Veillette said there are certain segments of the population that could benefit from a third dose, such as those who are immunocompromised or who have had an organ transplant. Another group that might be considered for a third dose are residents of seniors homes, many of whom will be six months removed from their second doses by October.

But third doses shouldn’t be needlessly doled out, Veillette said in an interview Monday. “We should not waste vaccines simply because people want to go to the Caribbean,” he said, adding that it would be embarrassing given some countries haven’t yet begun to vaccinate their own population.

“It’s not a good image,” he said.

The Health Department says there is no international consensus on what constitutes a fully vaccinated person, adding that the federal government is working to have mixed vaccinations or shots of AstraZeneca or Covishield more widely recognized internationally.

“In the meantime, certain exceptional measures are possible in Quebec to accommodate people who have an essential trip planned in the short term,” the department said.

In Quebec and the rest of the country, mixing doses is accepted. Dr. Matthew Oughton, an infectious disease specialist at Montreal’s Jewish General Hospital, said there is accumulating evidence that certain combinations of mixed vaccine schedules are equivalent or superior to two doses of the same vaccine.

“It’s kind of a conflict between the bureaucratic and the scientific,” Oughton said. “Until such time, people in that situation are stuck between the bureaucratic and the scientific where if they want to travel, they may have to go get a second dose of an approved two-dose vaccine to be fully immunized.”

Quebec reported 75 new cases of COVID-19 Monday along with 223 new infections from Friday and Saturday. The province has 814 active reported cases. Health officials reported one death attributed to the novel coronavirus since Friday’s report, and they said the number of patients in hospital with COVID-19 was 67 — stable since Friday.

Meanwhile, Premier François Legault announced on Monday his government is relaxing more rules for bars, nightclubs, festivals and entertainment venues.

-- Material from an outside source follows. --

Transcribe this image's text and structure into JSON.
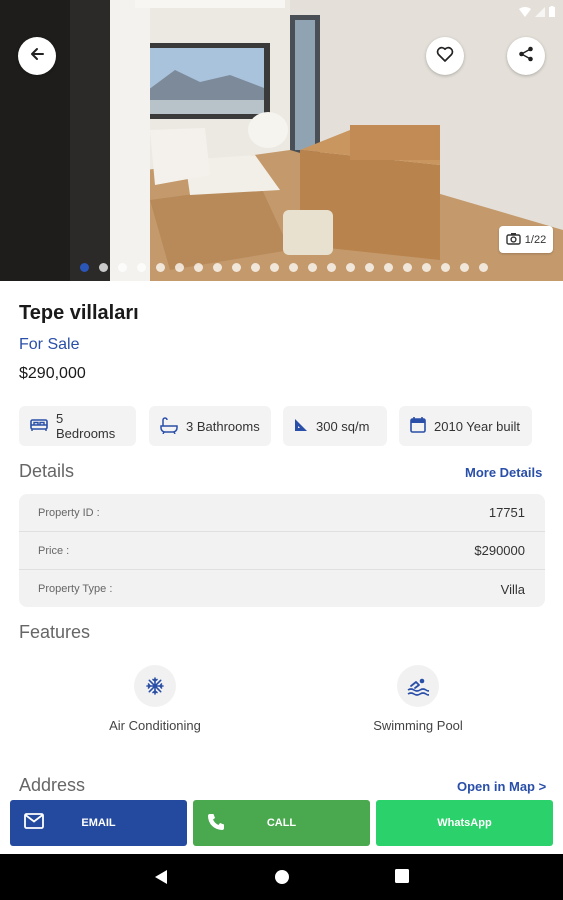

Legault said on Twitter that beginning Sunday, bars and nightclubs can serve alcohol for an extra hour, until 1 a.m., and they must close by 2 a.m. Festivals will be able to host a maximum of 15,000 people outside — up from 5,000. Indoor venues will be permitted to welcome a maximum of 7,500 people seated indoors, up from 3,500. Dancing, however, remains prohibited.

Quebec’s public health institute says 83.5 per cent of residents aged 12 and up have received at least one dose of COVID-19 vaccine and 62.5 per cent are considered adequately vaccinated.

This report by The Canadian Press was first published July 26, 2021.

Note to readers: This is a corrected story. A previous version stated that Quebec was offering the extra dose only to recipients of AstraZeneca vaccine.

Report Error Submit a Tip


Advertise With Us